•Kipyegon, 28, put in a scintillating show in the women's 1500m final to fire past a competitive field, clocking an impressive 3:52.96 on her way to reclaiming the title she first bagged in 2017.
•Korir, 27, who secured a berth in Team Kenya through a wild card as the 2021 Diamond League winner, clocked 1:43.71 to bag the 800m two-lap race.
On Sunday, the curtain finally fell on the World Athletics Championships that lit up the University of Oregon's Hayward Field track in the USA between July 15-24.
The 18th edition of the annual global showpiece attracted more than 1900 athletes from 22 nations, with Kenya boasting a significant presence.
All was not glossy and rosy for the East African powerhouse whose athletes failed to live up to their billing.
The Kenyan contingent got off on the wrong footing when a glaring visa hitch saw Africa 100m record holder Ferdinand Omanyala arrive hours before his race.
Omanyala's dismal performance in the semifinals where he fizzled out to a disappointing sixth spot marked the beginning of the myriad woes Team Kenya faced in the championships.
And before the country could smart from Omanyala's debacle, there was even more dejection after Ethiopia’s Tamirat Tola ripped the Kenyan contingent apart in the blistering marathon race.
Tola stormed to a gold medal after timing an impressive 14min 46.29sec.
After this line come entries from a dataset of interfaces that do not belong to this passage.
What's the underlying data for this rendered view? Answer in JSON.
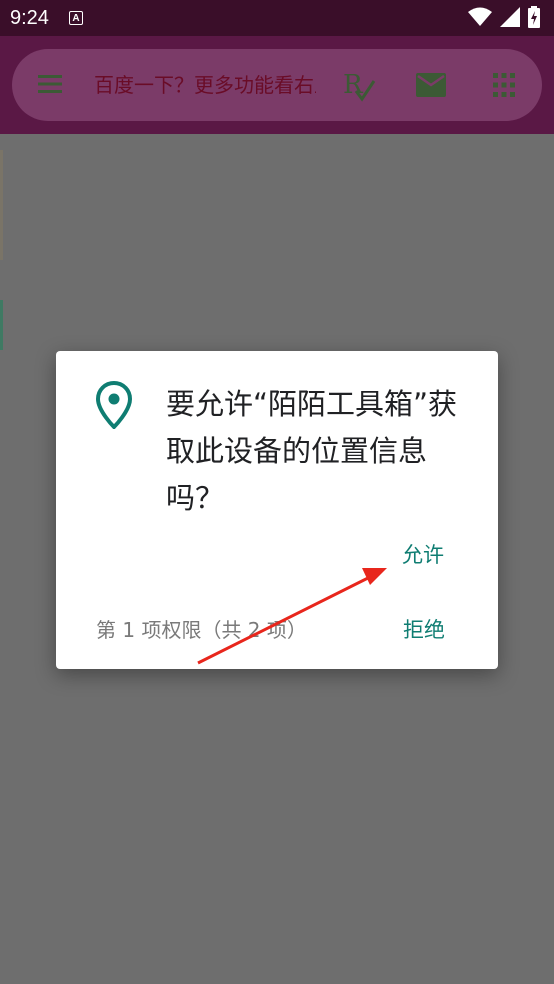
{
  "status_bar": {
    "time": "9:24",
    "notification_icon_letter": "A"
  },
  "app_bar": {
    "search_text": "百度一下？更多功能看右上角",
    "accent_color": "#5a1845"
  },
  "dialog": {
    "title": "要允许“陌陌工具箱”获取此设备的位置信息吗？",
    "allow_label": "允许",
    "deny_label": "拒绝",
    "permission_count": "第 1 项权限（共 2 项）",
    "button_color": "#0f7d72"
  },
  "icons": {
    "menu": "menu-icon",
    "rx": "rx-icon",
    "mail": "mail-icon",
    "grid": "grid-icon",
    "location": "location-pin-icon"
  }
}
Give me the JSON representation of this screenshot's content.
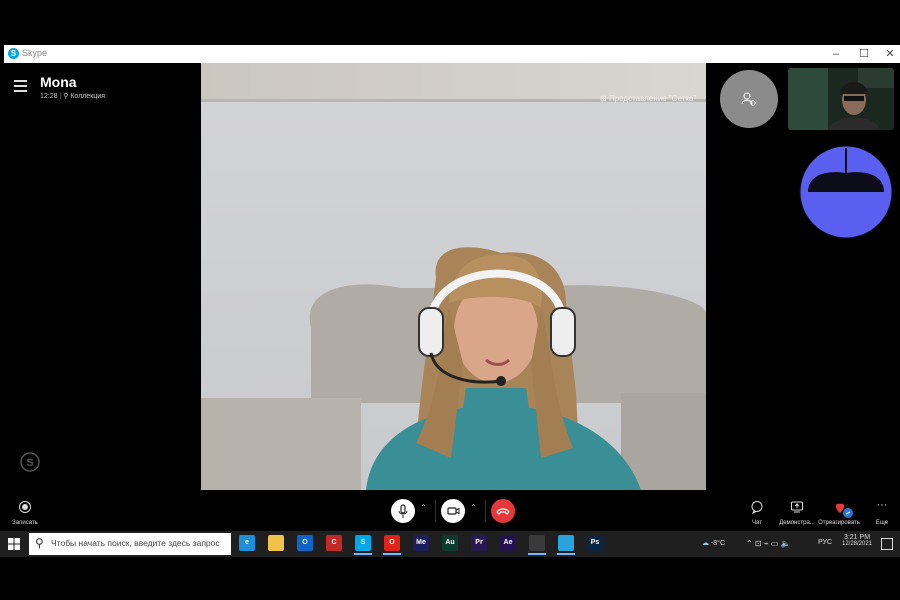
{
  "window": {
    "app_title": "Skype"
  },
  "header": {
    "contact_name": "Mona",
    "call_time": "12:28",
    "call_group": "Коллекция"
  },
  "view_toggle": "Представление \"Сетка\"",
  "controls": {
    "record_label": "Записать",
    "chat_label": "Чат",
    "share_label": "Демонстра...",
    "react_label": "Отреагировать",
    "more_label": "Еще"
  },
  "taskbar": {
    "search_placeholder": "Чтобы начать поиск, введите здесь запрос",
    "apps": [
      {
        "name": "edge",
        "text": "e",
        "color": "#1f8fd8"
      },
      {
        "name": "explorer",
        "text": "",
        "color": "#f0c24b"
      },
      {
        "name": "outlook",
        "text": "O",
        "color": "#0f64c8"
      },
      {
        "name": "c-app",
        "text": "C",
        "color": "#c62828"
      },
      {
        "name": "skype",
        "text": "S",
        "color": "#00a8e8"
      },
      {
        "name": "opera",
        "text": "O",
        "color": "#e0241b"
      },
      {
        "name": "media-encoder",
        "text": "Me",
        "color": "#1d1d5a"
      },
      {
        "name": "audition",
        "text": "Au",
        "color": "#0f3a2e"
      },
      {
        "name": "premiere",
        "text": "Pr",
        "color": "#2a1650"
      },
      {
        "name": "after-effects",
        "text": "Ae",
        "color": "#23124f"
      },
      {
        "name": "obs",
        "text": "",
        "color": "#3a3a3a"
      },
      {
        "name": "telegram",
        "text": "",
        "color": "#2aa3dd"
      },
      {
        "name": "photoshop",
        "text": "Ps",
        "color": "#0b2540"
      }
    ],
    "weather": "-8°C",
    "language": "РУС",
    "time": "3:21 PM",
    "date": "12/28/2021"
  },
  "colors": {
    "end_call": "#e5383b",
    "brand_blue": "#5b5fef",
    "accent": "#00a8e8"
  }
}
Geoffrey Kamworor was the best-placed Kenyan in the race, placing fifth after a dismal show having run out of steam at most crucial phases of the race.
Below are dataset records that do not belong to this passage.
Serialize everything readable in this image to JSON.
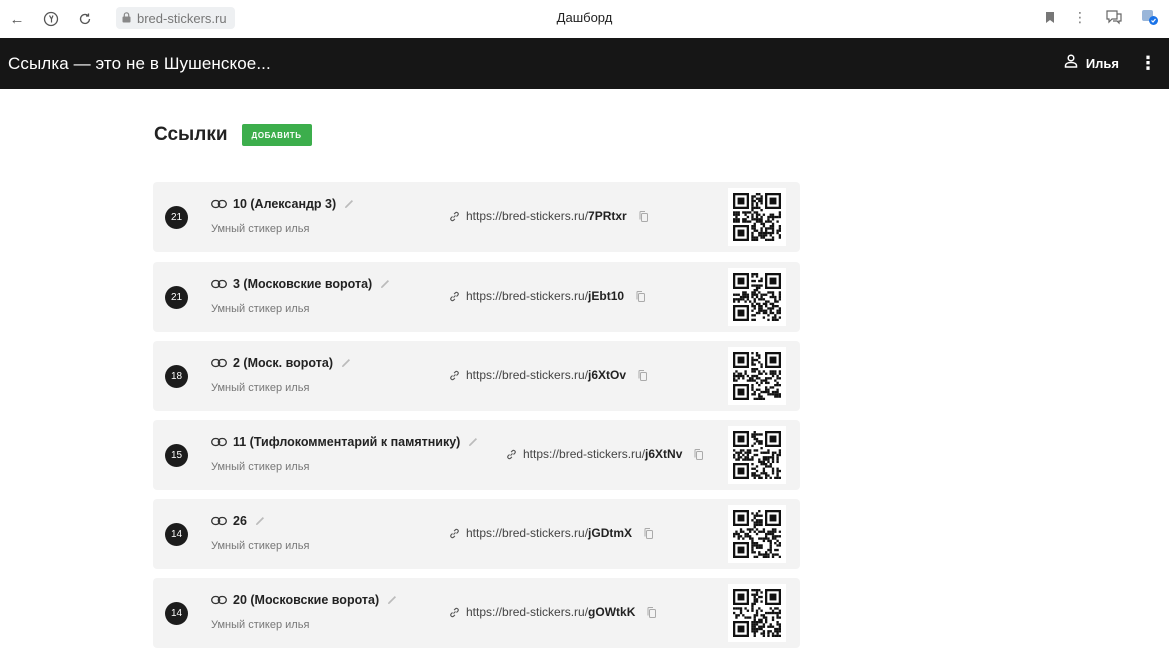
{
  "browser": {
    "url": "bred-stickers.ru",
    "title": "Дашборд"
  },
  "app": {
    "title": "Ссылка — это не в Шушенское...",
    "user": "Илья"
  },
  "page": {
    "title": "Ссылки",
    "add_label": "ДОБАВИТЬ"
  },
  "links": [
    {
      "count": "21",
      "name": "10 (Александр 3)",
      "subtitle": "Умный стикер илья",
      "url_prefix": "https://bred-stickers.ru/",
      "code": "7PRtxr"
    },
    {
      "count": "21",
      "name": "3 (Московские ворота)",
      "subtitle": "Умный стикер илья",
      "url_prefix": "https://bred-stickers.ru/",
      "code": "jEbt10"
    },
    {
      "count": "18",
      "name": "2 (Моск. ворота)",
      "subtitle": "Умный стикер илья",
      "url_prefix": "https://bred-stickers.ru/",
      "code": "j6XtOv"
    },
    {
      "count": "15",
      "name": "11 (Тифлокомментарий к памятнику)",
      "subtitle": "Умный стикер илья",
      "url_prefix": "https://bred-stickers.ru/",
      "code": "j6XtNv"
    },
    {
      "count": "14",
      "name": "26",
      "subtitle": "Умный стикер илья",
      "url_prefix": "https://bred-stickers.ru/",
      "code": "jGDtmX"
    },
    {
      "count": "14",
      "name": "20 (Московские ворота)",
      "subtitle": "Умный стикер илья",
      "url_prefix": "https://bred-stickers.ru/",
      "code": "gOWtkK"
    }
  ]
}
The script read the same in the men’s 3000m steeplechase finals where Conseslus Kipruto flopped in his bid to defend the title he bagged in Doha, settling for bronze instead.
In Eugene, Kenya was a pale shadow of itself compared to Doha where the country exhibited a sublime show to emerge second behind winners USA.
At the 2019 edition, the East African nation bagged 11 medals including five gold, two silver and four bronze.
The five gold medalists were Ruth Chepngetich (women's marathon), Beatrice Chepkoech ( women's steeplechase), Conseslus Kipruto (men's steeplechase), Hellen Obiri (women's 5000 metres) and Timothy Cheruiyot (men's 1500 metres).
Margaret Chelimo Kipkemboi and Faith Kipyegon earned Kenya the silver in the women's 5000 metres and women's 1,500 metres respectively.
Kenya got its bronze medals through Agnes Tirop (women's 10,000 metres), Ferguson Cheruiyot Rotich (men's 800 metres), Amos Kipruto (men's marathon), and Rhonex Kipruto (men's 10,000 metres).
In Eugene, Kenya scooped 10 medals to place fourth behind, the USA, Ethiopia and Jamaica. Only Olympic champions Faith Chepng’etich (1,500m) and Emmanuel Korir (800m) won gold medals.
Beatrice Chebet (5,000m), Hellen Obiri (10,000m), Judith Jeptum (marathon), Stanley Waithaka (10,000m) and Jacob Krop( 5,000m) earned the country silver medals.
Margaret Chelimo (10,000m), Mary Moraa (800m) and Conseslus Kipruto (3,000m) bagged bronze. The country's most memorable moments came when Kipyegon and Korir both romped to the gold podium in their respective specialities.
Kipyegon, 28, put in a scintillating show in the women's 1,500m final to fire past a competitive field, clocking an impressive 3:52.96 on her way to reclaiming the title she first bagged in 2017.
Korir, 27, who secured a berth in Team Kenya through a wild card as the 2021 Diamond League winner, clocked 1:43.71 to bag the 800m two-lap race.
All in all, the Kenyan contingent failed to bask in the glory the country is traditionally associated with on the global stage.
Every cloud has a silver lining though. Hopefully, the country's Athletics honchos will find it appropriate to right the wrongs that derailed Kenya's hunt for medals at the Oregon22 championships. Up next Commonwealth Games in Birmingham.